It would not only provide the city $500,000 — roughly 5 percent — more per year than the $11 million it now gets, it would also furnish $100,000 annually in money the city desperately needs to demolish derelict buildings and another $100,000 (total) to start its land bank. The deal would also allow the city to share the services of the county’s purchasing department and its labor contract negotiator, areas that should save the city tens of thousands of dollars.
Finally, the deal has a formula that would allow the city to reap part of the benefits from sales tax growth (collections have jumped 10 percent over the last two years): Its take would increase at the same rate that sales tax revenue does.
Is the arrangement the best the city might squeeze out of the county if it threatened to break from the county and rely completely on its own sales? Maybe yes, maybe no. The problem, as Councilwoman Leesa Perazzo points out, is the city doesn’t know what portion of the county’s total sales tax take comes from the city. Obviously, the city has the largest population, but the retail presence it once had is lacking; many stores have moved to malls and such in Rotterdam, Niskayuna and Glenville. And city residents aren’t as affluent as their suburban counterparts.
So breaking away would be a gamble. Saratoga Springs tried it a number of years ago and came up short initially. Collections have since rebounded, but Schenectady is no Saratoga Springs.
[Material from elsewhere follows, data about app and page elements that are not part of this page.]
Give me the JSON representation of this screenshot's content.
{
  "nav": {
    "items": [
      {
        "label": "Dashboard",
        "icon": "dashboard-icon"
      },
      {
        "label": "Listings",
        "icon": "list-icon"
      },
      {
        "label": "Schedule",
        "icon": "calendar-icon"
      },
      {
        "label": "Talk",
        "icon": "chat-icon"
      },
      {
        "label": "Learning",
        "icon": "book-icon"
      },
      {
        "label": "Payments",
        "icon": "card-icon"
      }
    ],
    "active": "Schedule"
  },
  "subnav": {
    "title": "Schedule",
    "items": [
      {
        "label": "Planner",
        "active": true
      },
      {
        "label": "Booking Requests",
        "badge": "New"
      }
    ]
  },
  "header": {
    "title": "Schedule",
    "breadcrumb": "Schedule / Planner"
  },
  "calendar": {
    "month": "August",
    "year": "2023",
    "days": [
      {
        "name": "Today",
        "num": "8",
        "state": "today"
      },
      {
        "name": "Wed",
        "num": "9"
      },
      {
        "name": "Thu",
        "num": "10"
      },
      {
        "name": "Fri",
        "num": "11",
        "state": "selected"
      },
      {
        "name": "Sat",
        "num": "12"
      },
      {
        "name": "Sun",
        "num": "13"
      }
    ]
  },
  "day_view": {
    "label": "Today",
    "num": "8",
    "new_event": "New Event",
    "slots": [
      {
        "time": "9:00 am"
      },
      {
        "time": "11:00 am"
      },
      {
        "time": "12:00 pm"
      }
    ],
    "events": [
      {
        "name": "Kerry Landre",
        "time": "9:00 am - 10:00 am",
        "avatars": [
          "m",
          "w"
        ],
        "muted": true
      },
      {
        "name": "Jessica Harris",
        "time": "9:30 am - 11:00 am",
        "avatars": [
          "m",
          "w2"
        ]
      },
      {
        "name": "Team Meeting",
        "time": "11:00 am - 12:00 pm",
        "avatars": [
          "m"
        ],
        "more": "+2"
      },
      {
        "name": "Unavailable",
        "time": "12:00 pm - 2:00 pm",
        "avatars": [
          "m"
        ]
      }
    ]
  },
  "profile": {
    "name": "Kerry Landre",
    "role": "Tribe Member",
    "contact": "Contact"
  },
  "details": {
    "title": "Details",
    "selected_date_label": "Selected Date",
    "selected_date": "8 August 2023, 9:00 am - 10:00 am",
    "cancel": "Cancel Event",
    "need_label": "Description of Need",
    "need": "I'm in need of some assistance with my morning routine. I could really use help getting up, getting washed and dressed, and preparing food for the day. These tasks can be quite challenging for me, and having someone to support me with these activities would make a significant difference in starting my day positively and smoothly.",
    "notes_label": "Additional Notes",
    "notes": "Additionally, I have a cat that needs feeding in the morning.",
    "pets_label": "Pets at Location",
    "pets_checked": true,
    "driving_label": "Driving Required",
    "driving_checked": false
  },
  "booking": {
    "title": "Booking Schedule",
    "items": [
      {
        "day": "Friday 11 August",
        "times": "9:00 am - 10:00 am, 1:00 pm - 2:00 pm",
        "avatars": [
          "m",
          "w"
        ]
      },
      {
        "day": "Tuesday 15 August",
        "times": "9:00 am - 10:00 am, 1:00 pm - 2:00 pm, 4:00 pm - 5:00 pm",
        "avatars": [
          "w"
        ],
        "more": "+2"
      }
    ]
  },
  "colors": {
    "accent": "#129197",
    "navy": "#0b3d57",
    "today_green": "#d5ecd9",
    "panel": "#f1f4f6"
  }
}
With its latest offer, the county has improved its stance on this issue; before now, it didn’t give the city a share of any revenue growth during the course of an agreement. Now that it has an adjustment built in, it’s got some protection. Still, it seems that the arrangement period — eight years — is needlessly long. Why not renew every four years to account for any trends or wrinkles that might emerge?